Colonel E. M. McCOOK,

Commanding Cavalry Division, Army of the cumberland:

COLONEL: You will move your division to the support of Colonels Wolford and Garrard at precisely 5 o'clock in the morning. Colonels Wolford and Garrard have been ordered to attack as soon as you come up.

By command of Brigadier-General Sturgis:

WM. C. RAWOLLE,

Captain, Aide-de-Camp, and Actg. Asst. Adjt. General

HEADQUARTERS DISTRICT OF THE CLINCH,

Cumberland Gap, Tenn., January 27, 1864.

Brigadier General EDWARD E. POTTER,

Chief of Staff:

GENERAL: In addition to what I reported on the 25th instant, I have the honor to state that Colonel Kise, commanding forces at Tazewell, and whom I had authorized, upon his informing me per telegraph that "after consulting with his field officers he believed he should move his forces immediately in the direction of Powell's River", to exercise his own discretion, fell back to Powell's River bridge (on the road leading from here ot Tazewell) yesterday morning, believing the enemy near him in force. However, up to this morning no enemy is known to have been near Tazewell.

While I am writing this, Colonel Kise telegraphs that his scouts report the enemy's pickets within 1 1\2 miles this side of Tazewell.

At Ball's Bridge, Va., 12 miles up the valley, the Third Brigade, First Division, Cavalry Corps, is stationed.

My scouts were near Mulberry Gap three days ago; citizens represented Jones having passed there with a large force of cavalry in the direction of Jonesville, Va., though nothing has been heard of him since.

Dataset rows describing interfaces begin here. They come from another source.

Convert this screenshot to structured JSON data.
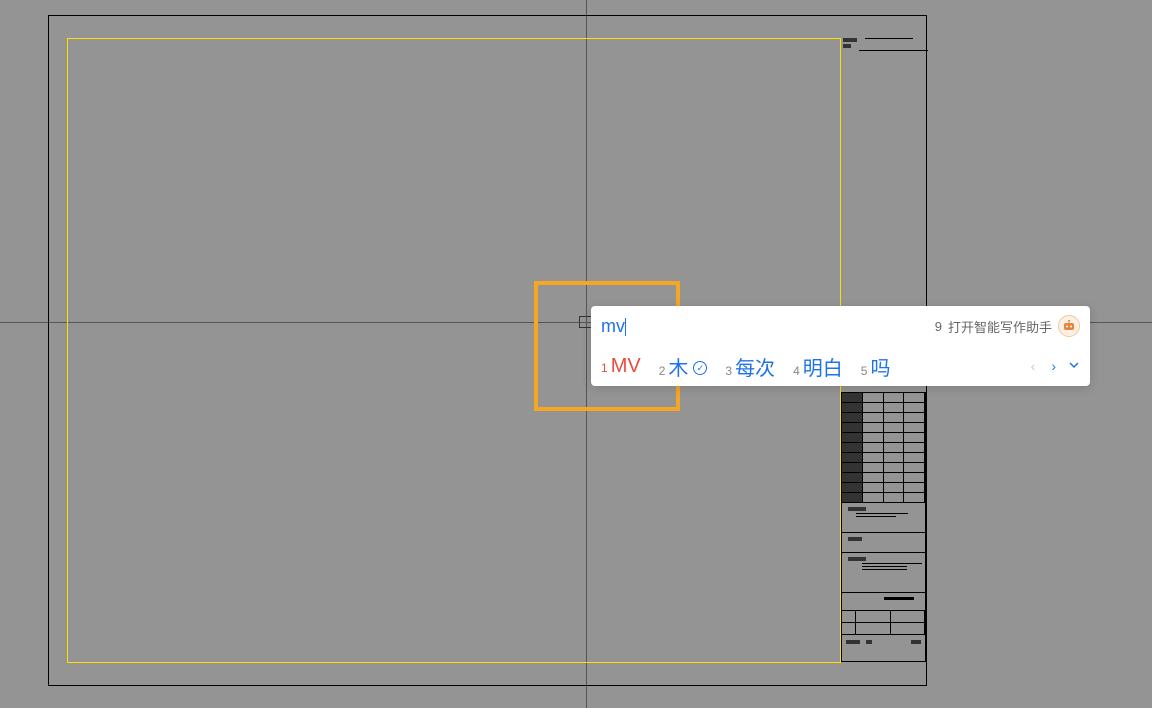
{
  "ime": {
    "input_text": "mv",
    "assistant_label": "打开智能写作助手",
    "assistant_shortcut": "9",
    "candidates": [
      {
        "num": "1",
        "text": "MV",
        "selected": true,
        "cloud": false
      },
      {
        "num": "2",
        "text": "木",
        "selected": false,
        "cloud": true
      },
      {
        "num": "3",
        "text": "每次",
        "selected": false,
        "cloud": false
      },
      {
        "num": "4",
        "text": "明白",
        "selected": false,
        "cloud": false
      },
      {
        "num": "5",
        "text": "吗",
        "selected": false,
        "cloud": false
      }
    ]
  }
}
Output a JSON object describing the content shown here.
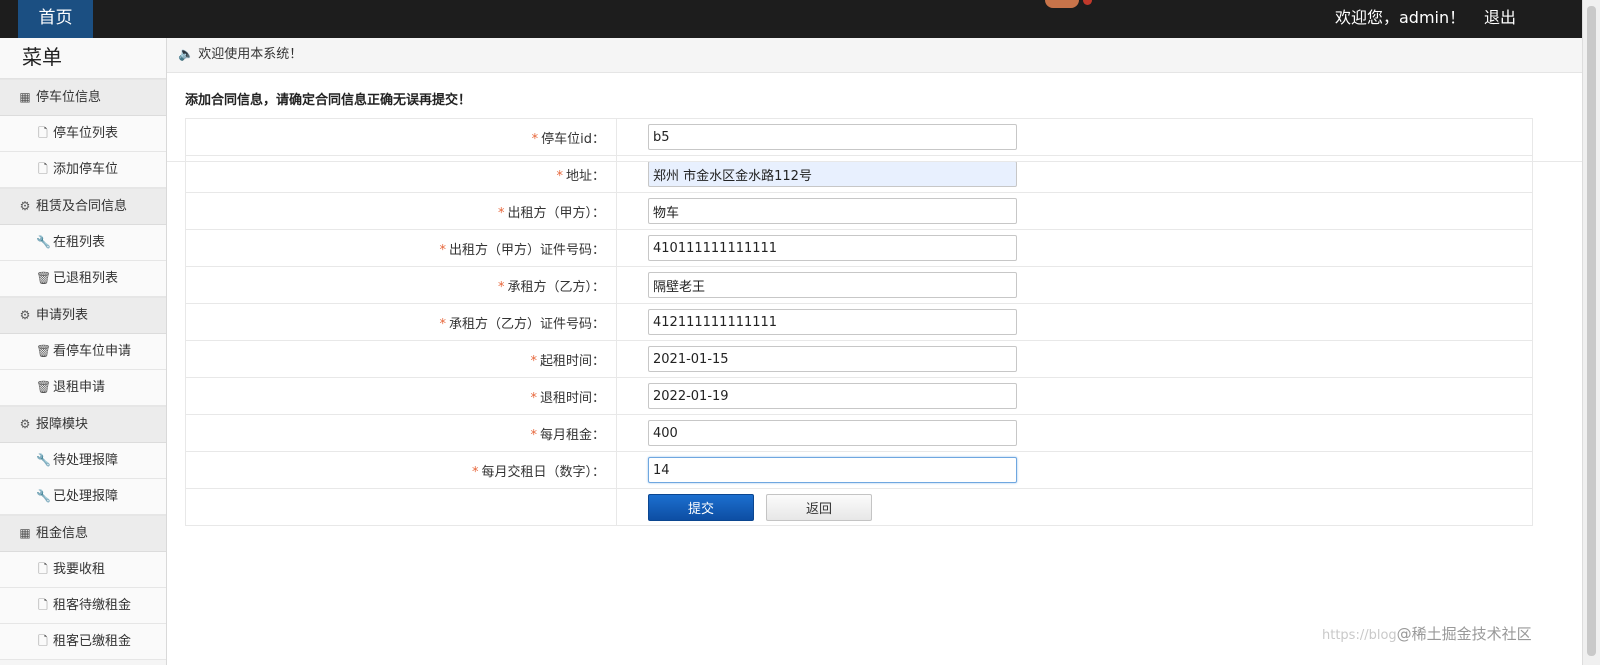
{
  "header": {
    "home_tab": "首页",
    "welcome": "欢迎您，admin！",
    "logout": "退出"
  },
  "sidebar": {
    "title": "菜单",
    "groups": [
      {
        "label": "停车位信息",
        "icon": "list-icon",
        "items": [
          {
            "label": "停车位列表",
            "icon": "file-icon"
          },
          {
            "label": "添加停车位",
            "icon": "file-icon"
          }
        ]
      },
      {
        "label": "租赁及合同信息",
        "icon": "gear-icon",
        "items": [
          {
            "label": "在租列表",
            "icon": "wrench-icon"
          },
          {
            "label": "已退租列表",
            "icon": "trash-icon"
          }
        ]
      },
      {
        "label": "申请列表",
        "icon": "gear-icon",
        "items": [
          {
            "label": "看停车位申请",
            "icon": "trash-icon"
          },
          {
            "label": "退租申请",
            "icon": "trash-icon"
          }
        ]
      },
      {
        "label": "报障模块",
        "icon": "gear-icon",
        "items": [
          {
            "label": "待处理报障",
            "icon": "wrench-icon"
          },
          {
            "label": "已处理报障",
            "icon": "wrench-icon"
          }
        ]
      },
      {
        "label": "租金信息",
        "icon": "list-icon",
        "items": [
          {
            "label": "我要收租",
            "icon": "file-icon"
          },
          {
            "label": "租客待缴租金",
            "icon": "file-icon"
          },
          {
            "label": "租客已缴租金",
            "icon": "file-icon"
          }
        ]
      }
    ]
  },
  "notice": {
    "text": "欢迎使用本系统！",
    "icon": "speaker-icon"
  },
  "form": {
    "title": "添加合同信息，请确定合同信息正确无误再提交！",
    "required_mark": "*",
    "fields": [
      {
        "label": "停车位id：",
        "value": "b5"
      },
      {
        "label": "地址：",
        "value": "郑州 市金水区金水路112号"
      },
      {
        "label": "出租方（甲方）：",
        "value": "物车"
      },
      {
        "label": "出租方（甲方）证件号码：",
        "value": "410111111111111"
      },
      {
        "label": "承租方（乙方）：",
        "value": "隔壁老王"
      },
      {
        "label": "承租方（乙方）证件号码：",
        "value": "412111111111111"
      },
      {
        "label": "起租时间：",
        "value": "2021-01-15"
      },
      {
        "label": "退租时间：",
        "value": "2022-01-19"
      },
      {
        "label": "每月租金：",
        "value": "400"
      },
      {
        "label": "每月交租日（数字）：",
        "value": "14"
      }
    ],
    "submit_label": "提交",
    "back_label": "返回"
  },
  "watermark": {
    "url": "https://blog",
    "text": "@稀土掘金技术社区"
  },
  "colors": {
    "topbar": "#1d1d1d",
    "home_tab": "#1b4f82",
    "primary_button": "#1565c0",
    "required": "#e7663a"
  }
}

I consider it my duty to mention that articles of subsistence are decidedly scarce here at this time, the commissary department being nearly exhausted and no commissary stores having left Camp Nelson by the 25th instant for this post, although repeated applications had been made by the commissary of this post to the commissary at